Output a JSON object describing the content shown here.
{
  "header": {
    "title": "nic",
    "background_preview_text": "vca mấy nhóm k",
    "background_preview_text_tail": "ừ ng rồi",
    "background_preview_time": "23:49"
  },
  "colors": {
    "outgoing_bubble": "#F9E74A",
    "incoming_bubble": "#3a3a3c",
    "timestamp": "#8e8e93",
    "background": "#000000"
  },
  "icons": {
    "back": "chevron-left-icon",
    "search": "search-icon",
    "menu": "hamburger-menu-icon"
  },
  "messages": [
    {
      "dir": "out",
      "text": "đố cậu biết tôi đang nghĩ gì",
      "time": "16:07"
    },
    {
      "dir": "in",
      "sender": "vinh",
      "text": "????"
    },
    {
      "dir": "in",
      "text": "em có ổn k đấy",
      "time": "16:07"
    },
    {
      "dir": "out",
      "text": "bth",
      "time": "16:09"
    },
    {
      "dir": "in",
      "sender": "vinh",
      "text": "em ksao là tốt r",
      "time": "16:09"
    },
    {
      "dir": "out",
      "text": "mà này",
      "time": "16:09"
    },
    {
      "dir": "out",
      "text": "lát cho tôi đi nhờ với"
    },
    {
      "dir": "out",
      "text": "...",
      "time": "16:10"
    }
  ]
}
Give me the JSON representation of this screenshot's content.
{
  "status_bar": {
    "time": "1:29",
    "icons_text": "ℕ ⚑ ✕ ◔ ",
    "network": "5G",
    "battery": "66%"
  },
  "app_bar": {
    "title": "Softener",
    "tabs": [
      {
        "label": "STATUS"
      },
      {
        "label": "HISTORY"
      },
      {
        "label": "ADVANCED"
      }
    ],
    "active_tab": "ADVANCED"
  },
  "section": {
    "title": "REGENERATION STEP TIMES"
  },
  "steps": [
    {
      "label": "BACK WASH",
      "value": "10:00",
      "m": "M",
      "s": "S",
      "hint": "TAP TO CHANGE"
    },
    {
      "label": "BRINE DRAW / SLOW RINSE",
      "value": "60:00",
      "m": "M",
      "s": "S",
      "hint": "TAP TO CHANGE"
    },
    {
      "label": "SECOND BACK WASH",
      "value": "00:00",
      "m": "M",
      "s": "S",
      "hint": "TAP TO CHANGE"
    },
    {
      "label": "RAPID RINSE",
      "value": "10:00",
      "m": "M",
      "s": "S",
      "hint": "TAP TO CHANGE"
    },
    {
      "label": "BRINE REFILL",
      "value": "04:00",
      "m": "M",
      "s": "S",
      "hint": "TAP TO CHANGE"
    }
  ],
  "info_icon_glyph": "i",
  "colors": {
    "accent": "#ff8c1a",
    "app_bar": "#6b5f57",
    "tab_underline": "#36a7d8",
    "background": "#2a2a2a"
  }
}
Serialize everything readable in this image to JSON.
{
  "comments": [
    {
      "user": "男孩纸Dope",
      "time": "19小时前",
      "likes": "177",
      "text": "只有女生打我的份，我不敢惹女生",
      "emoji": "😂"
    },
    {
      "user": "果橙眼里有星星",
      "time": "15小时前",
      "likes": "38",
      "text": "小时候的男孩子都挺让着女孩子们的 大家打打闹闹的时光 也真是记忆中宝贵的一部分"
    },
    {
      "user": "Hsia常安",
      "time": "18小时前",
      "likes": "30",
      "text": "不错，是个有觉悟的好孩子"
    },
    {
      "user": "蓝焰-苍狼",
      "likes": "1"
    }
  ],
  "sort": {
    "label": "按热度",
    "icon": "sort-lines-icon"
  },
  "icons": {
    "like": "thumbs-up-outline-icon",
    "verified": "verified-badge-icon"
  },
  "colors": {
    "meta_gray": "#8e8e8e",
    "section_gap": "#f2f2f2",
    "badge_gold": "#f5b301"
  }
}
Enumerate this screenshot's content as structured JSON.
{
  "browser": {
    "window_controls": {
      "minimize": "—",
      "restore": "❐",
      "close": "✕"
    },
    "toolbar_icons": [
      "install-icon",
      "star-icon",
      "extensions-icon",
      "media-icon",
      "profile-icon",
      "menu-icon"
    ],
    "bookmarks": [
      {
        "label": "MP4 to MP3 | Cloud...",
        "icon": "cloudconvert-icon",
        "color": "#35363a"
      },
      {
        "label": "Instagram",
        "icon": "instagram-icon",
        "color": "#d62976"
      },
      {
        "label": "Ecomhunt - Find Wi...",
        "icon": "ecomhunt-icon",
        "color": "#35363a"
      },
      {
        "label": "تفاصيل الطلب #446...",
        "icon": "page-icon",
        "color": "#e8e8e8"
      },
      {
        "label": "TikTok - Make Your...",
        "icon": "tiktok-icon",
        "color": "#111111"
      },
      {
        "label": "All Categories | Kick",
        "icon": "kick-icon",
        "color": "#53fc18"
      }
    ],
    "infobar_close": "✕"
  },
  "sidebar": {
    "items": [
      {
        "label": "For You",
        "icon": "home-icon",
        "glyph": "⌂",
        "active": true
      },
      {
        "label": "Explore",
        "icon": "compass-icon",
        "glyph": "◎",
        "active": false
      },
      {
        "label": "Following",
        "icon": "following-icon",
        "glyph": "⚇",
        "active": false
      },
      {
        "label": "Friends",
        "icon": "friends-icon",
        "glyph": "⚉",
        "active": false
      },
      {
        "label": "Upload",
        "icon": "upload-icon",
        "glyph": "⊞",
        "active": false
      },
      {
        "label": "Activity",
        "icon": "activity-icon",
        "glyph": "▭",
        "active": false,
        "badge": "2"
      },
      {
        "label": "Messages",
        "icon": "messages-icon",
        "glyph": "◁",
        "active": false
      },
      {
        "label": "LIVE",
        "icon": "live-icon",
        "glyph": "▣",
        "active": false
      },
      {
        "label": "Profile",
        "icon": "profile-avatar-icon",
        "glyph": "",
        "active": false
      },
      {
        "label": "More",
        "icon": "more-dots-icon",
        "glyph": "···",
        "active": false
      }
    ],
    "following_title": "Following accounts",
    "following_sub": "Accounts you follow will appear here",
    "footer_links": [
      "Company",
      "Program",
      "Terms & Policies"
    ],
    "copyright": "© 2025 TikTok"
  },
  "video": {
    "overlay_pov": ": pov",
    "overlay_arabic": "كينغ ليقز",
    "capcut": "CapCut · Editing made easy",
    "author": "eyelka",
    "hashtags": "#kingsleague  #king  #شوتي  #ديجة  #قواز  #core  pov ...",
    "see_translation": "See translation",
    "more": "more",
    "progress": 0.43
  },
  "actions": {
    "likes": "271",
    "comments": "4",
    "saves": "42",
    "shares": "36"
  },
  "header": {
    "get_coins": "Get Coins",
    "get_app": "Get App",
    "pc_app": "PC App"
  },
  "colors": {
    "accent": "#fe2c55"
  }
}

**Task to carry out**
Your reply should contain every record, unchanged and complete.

**Exercise solution**
Output a JSON object describing the content shown here.
{
  "header": {
    "title": "nic",
    "background_preview_text": "vca mấy nhóm k",
    "background_preview_text_tail": "ừ ng rồi",
    "background_preview_time": "23:49"
  },
  "colors": {
    "outgoing_bubble": "#F9E74A",
    "incoming_bubble": "#3a3a3c",
    "timestamp": "#8e8e93",
    "background": "#000000"
  },
  "icons": {
    "back": "chevron-left-icon",
    "search": "search-icon",
    "menu": "hamburger-menu-icon"
  },
  "messages": [
    {
      "dir": "out",
      "text": "đố cậu biết tôi đang nghĩ gì",
      "time": "16:07"
    },
    {
      "dir": "in",
      "sender": "vinh",
      "text": "????"
    },
    {
      "dir": "in",
      "text": "em có ổn k đấy",
      "time": "16:07"
    },
    {
      "dir": "out",
      "text": "bth",
      "time": "16:09"
    },
    {
      "dir": "in",
      "sender": "vinh",
      "text": "em ksao là tốt r",
      "time": "16:09"
    },
    {
      "dir": "out",
      "text": "mà này",
      "time": "16:09"
    },
    {
      "dir": "out",
      "text": "lát cho tôi đi nhờ với"
    },
    {
      "dir": "out",
      "text": "...",
      "time": "16:10"
    }
  ]
}
Give me the JSON representation of this screenshot's content.
{
  "status_bar": {
    "time": "1:29",
    "icons_text": "ℕ ⚑ ✕ ◔ ",
    "network": "5G",
    "battery": "66%"
  },
  "app_bar": {
    "title": "Softener",
    "tabs": [
      {
        "label": "STATUS"
      },
      {
        "label": "HISTORY"
      },
      {
        "label": "ADVANCED"
      }
    ],
    "active_tab": "ADVANCED"
  },
  "section": {
    "title": "REGENERATION STEP TIMES"
  },
  "steps": [
    {
      "label": "BACK WASH",
      "value": "10:00",
      "m": "M",
      "s": "S",
      "hint": "TAP TO CHANGE"
    },
    {
      "label": "BRINE DRAW / SLOW RINSE",
      "value": "60:00",
      "m": "M",
      "s": "S",
      "hint": "TAP TO CHANGE"
    },
    {
      "label": "SECOND BACK WASH",
      "value": "00:00",
      "m": "M",
      "s": "S",
      "hint": "TAP TO CHANGE"
    },
    {
      "label": "RAPID RINSE",
      "value": "10:00",
      "m": "M",
      "s": "S",
      "hint": "TAP TO CHANGE"
    },
    {
      "label": "BRINE REFILL",
      "value": "04:00",
      "m": "M",
      "s": "S",
      "hint": "TAP TO CHANGE"
    }
  ],
  "info_icon_glyph": "i",
  "colors": {
    "accent": "#ff8c1a",
    "app_bar": "#6b5f57",
    "tab_underline": "#36a7d8",
    "background": "#2a2a2a"
  }
}
Serialize everything readable in this image to JSON.
{
  "comments": [
    {
      "user": "男孩纸Dope",
      "time": "19小时前",
      "likes": "177",
      "text": "只有女生打我的份，我不敢惹女生",
      "emoji": "😂"
    },
    {
      "user": "果橙眼里有星星",
      "time": "15小时前",
      "likes": "38",
      "text": "小时候的男孩子都挺让着女孩子们的 大家打打闹闹的时光 也真是记忆中宝贵的一部分"
    },
    {
      "user": "Hsia常安",
      "time": "18小时前",
      "likes": "30",
      "text": "不错，是个有觉悟的好孩子"
    },
    {
      "user": "蓝焰-苍狼",
      "likes": "1"
    }
  ],
  "sort": {
    "label": "按热度",
    "icon": "sort-lines-icon"
  },
  "icons": {
    "like": "thumbs-up-outline-icon",
    "verified": "verified-badge-icon"
  },
  "colors": {
    "meta_gray": "#8e8e8e",
    "section_gap": "#f2f2f2",
    "badge_gold": "#f5b301"
  }
}
Enumerate this screenshot's content as structured JSON.
{
  "browser": {
    "window_controls": {
      "minimize": "—",
      "restore": "❐",
      "close": "✕"
    },
    "toolbar_icons": [
      "install-icon",
      "star-icon",
      "extensions-icon",
      "media-icon",
      "profile-icon",
      "menu-icon"
    ],
    "bookmarks": [
      {
        "label": "MP4 to MP3 | Cloud...",
        "icon": "cloudconvert-icon",
        "color": "#35363a"
      },
      {
        "label": "Instagram",
        "icon": "instagram-icon",
        "color": "#d62976"
      },
      {
        "label": "Ecomhunt - Find Wi...",
        "icon": "ecomhunt-icon",
        "color": "#35363a"
      },
      {
        "label": "تفاصيل الطلب #446...",
        "icon": "page-icon",
        "color": "#e8e8e8"
      },
      {
        "label": "TikTok - Make Your...",
        "icon": "tiktok-icon",
        "color": "#111111"
      },
      {
        "label": "All Categories | Kick",
        "icon": "kick-icon",
        "color": "#53fc18"
      }
    ],
    "infobar_close": "✕"
  },
  "sidebar": {
    "items": [
      {
        "label": "For You",
        "icon": "home-icon",
        "glyph": "⌂",
        "active": true
      },
      {
        "label": "Explore",
        "icon": "compass-icon",
        "glyph": "◎",
        "active": false
      },
      {
        "label": "Following",
        "icon": "following-icon",
        "glyph": "⚇",
        "active": false
      },
      {
        "label": "Friends",
        "icon": "friends-icon",
        "glyph": "⚉",
        "active": false
      },
      {
        "label": "Upload",
        "icon": "upload-icon",
        "glyph": "⊞",
        "active": false
      },
      {
        "label": "Activity",
        "icon": "activity-icon",
        "glyph": "▭",
        "active": false,
        "badge": "2"
      },
      {
        "label": "Messages",
        "icon": "messages-icon",
        "glyph": "◁",
        "active": false
      },
      {
        "label": "LIVE",
        "icon": "live-icon",
        "glyph": "▣",
        "active": false
      },
      {
        "label": "Profile",
        "icon": "profile-avatar-icon",
        "glyph": "",
        "active": false
      },
      {
        "label": "More",
        "icon": "more-dots-icon",
        "glyph": "···",
        "active": false
      }
    ],
    "following_title": "Following accounts",
    "following_sub": "Accounts you follow will appear here",
    "footer_links": [
      "Company",
      "Program",
      "Terms & Policies"
    ],
    "copyright": "© 2025 TikTok"
  },
  "video": {
    "overlay_pov": ": pov",
    "overlay_arabic": "كينغ ليقز",
    "capcut": "CapCut · Editing made easy",
    "author": "eyelka",
    "hashtags": "#kingsleague  #king  #شوتي  #ديجة  #قواز  #core  pov ...",
    "see_translation": "See translation",
    "more": "more",
    "progress": 0.43
  },
  "actions": {
    "likes": "271",
    "comments": "4",
    "saves": "42",
    "shares": "36"
  },
  "header": {
    "get_coins": "Get Coins",
    "get_app": "Get App",
    "pc_app": "PC App"
  },
  "colors": {
    "accent": "#fe2c55"
  }
}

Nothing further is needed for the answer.